The man had multiple sinus infections and nosebleeds before a CT scan finally revealed the forgotten bag of weed.
A man who shoved a bag of pot up his nose while he was in prison finally got the illicit stash removed — 18 years later.
According to The Sydney Morning Herald, the man was 30 years old and a prison inmate when he first received the bag of marijuana from his visiting girlfriend. Upon receiving the weed — wrapped in a rubber balloon — he immediately shoved it up his right nostril.
The point, of course, was to evade detection of the contraband by prison guards. Unfortunately, though, the pot-filled bag accidentally got lodged way further into his nostril than he intended.
It got stuck so deep inside his nasal passage that the man actually thought he had swallowed it, when in fact he had not. Instead, the pot package lingered and eventually calcified inside his nose. Nearly two decades later, a team of doctors in Sydney, Australia were finally able to take it out.
Doctors who removed the marijuana-filled lesion chronicled the man’s bizarre procedure in the journal BMJ Case Reports under the aptly titled paper, “A Nose Out Of Joint.”
The calcified lesion that formed around the foreign object is called a rhinolith, also known as a “nose stone.” The rare phenomenon usually occurs in curious kids when they accidentally stick foreign objects up their noses, like beads or stickers.
In most cases involving patients with a rhinolith, the firm calcification inside their nose often goes unnoticed for years due to the fact that the condition is typically asymptomatic.
However, when people do show signs of “nasal obstruction,” they usually experience things like headaches, nosebleeds, nasal discharge, and even odor — symptoms the man who had pot stuck inside his nose had shown over the last two decades. He also suffered from multiple sinus infections.
It is surprising, though, that the man seems to have forgotten his balloon baggie, and had not made the connection with his sinus issues. It was only after a CT scan revealed “rubber capsule containing degenerate vegetable/plant matter” inside his nose that his memory came back.
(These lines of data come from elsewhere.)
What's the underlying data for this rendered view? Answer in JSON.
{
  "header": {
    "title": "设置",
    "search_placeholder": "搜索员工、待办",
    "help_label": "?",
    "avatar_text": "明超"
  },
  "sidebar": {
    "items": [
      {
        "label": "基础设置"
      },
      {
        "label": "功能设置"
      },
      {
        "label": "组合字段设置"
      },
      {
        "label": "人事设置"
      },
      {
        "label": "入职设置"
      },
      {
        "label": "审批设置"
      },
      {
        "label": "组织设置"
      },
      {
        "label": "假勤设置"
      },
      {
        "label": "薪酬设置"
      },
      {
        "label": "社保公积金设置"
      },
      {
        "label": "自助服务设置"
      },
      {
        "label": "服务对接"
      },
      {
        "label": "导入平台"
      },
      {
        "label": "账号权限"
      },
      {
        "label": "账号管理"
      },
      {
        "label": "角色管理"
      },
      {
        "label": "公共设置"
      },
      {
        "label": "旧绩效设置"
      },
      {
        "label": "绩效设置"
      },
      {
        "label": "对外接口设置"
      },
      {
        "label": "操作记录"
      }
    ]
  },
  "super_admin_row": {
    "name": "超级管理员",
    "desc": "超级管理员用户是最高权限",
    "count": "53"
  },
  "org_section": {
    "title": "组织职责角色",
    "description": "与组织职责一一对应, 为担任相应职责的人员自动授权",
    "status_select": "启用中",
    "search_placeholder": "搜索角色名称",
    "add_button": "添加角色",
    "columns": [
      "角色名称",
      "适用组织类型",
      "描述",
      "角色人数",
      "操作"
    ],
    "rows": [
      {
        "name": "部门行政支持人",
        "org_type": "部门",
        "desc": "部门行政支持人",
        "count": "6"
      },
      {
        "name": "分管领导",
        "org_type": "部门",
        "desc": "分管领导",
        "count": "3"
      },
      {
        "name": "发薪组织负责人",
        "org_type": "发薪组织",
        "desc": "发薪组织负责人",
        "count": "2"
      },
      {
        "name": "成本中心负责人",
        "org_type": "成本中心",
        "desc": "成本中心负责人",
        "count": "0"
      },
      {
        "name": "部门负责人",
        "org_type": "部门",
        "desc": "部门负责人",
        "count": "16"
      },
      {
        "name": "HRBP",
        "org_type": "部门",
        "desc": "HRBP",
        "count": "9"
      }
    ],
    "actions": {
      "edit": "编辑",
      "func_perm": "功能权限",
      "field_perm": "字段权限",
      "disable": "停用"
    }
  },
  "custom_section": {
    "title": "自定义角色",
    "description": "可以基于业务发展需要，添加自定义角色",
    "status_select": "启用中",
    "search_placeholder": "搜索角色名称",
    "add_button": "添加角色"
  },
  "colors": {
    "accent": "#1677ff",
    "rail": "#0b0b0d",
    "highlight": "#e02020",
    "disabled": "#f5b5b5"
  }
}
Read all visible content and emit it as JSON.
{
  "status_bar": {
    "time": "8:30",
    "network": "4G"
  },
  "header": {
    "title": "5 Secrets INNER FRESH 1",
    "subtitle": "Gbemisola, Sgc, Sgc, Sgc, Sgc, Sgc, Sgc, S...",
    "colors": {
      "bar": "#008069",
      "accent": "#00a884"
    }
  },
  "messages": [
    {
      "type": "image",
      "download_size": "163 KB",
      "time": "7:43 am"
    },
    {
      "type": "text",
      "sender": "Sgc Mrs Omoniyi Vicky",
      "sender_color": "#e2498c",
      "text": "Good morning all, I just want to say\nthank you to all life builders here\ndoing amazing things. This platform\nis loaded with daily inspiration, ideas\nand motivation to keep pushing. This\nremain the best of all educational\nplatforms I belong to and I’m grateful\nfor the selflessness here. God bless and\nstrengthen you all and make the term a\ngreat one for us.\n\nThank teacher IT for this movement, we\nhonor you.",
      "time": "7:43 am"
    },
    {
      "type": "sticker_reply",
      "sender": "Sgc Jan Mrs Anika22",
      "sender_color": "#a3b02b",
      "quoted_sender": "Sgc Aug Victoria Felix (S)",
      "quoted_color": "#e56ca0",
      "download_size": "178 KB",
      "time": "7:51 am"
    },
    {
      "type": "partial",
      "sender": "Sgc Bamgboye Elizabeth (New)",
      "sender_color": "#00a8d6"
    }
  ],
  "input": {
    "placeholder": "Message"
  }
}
The man then confessed to doctors about his pot-smuggling escapade.
The procedure to remove the rhinolith, which had built up to 11 to 19 millimeters in diameter, was pretty straightforward. The medical team used a fiber-optic camera and a flexible hose to carefully enter his nasal passage and retrieve the decades-old bag of pot. The man was completely free of his symptoms within three months.
The doctors noted there had been only one other reported case so far related to a rhinolith formed around illicit drugs, when a 21-year-old patient lodged codeine and opium wrapped in nylon into his left nostril.
According to the earlier case study, which was published in 2007, similar to the pot smuggler, the young man had left the package of illicit drugs up his nose for years. This caused him to experience sinus issues, such as a thick nasal discharge.
The patient had also become a mouth breather and displayed hyper-nasal speech, which occurs when there is air and acoustic energy escaping into the nasal cavity during speech, likely due to blockage.
“The patient had earlier denied drug addiction and drug smuggling,” the study’s authors wrote. “It is possible that he had hidden the drugs and forgotten that they were there.” After the patient was put under anesthesia, the opium-filled rhinolith was promptly removed in several pieces.
However unbelievable they might be, stories of people sticking foreign items into the holes of their bodies is unfortunately a human practice as old as time. It looks like this won’t be the last time we hear about weird things getting stuck inside people’s bodies.
Now that you’ve learned how a man got a bag of pot stuck inside his nose, read about the man who inserted three-inch tweezers into his urethra — and left them there for years. Then, meet the woman who thought she had a runny nose — but the fluid turned out to be from her brain.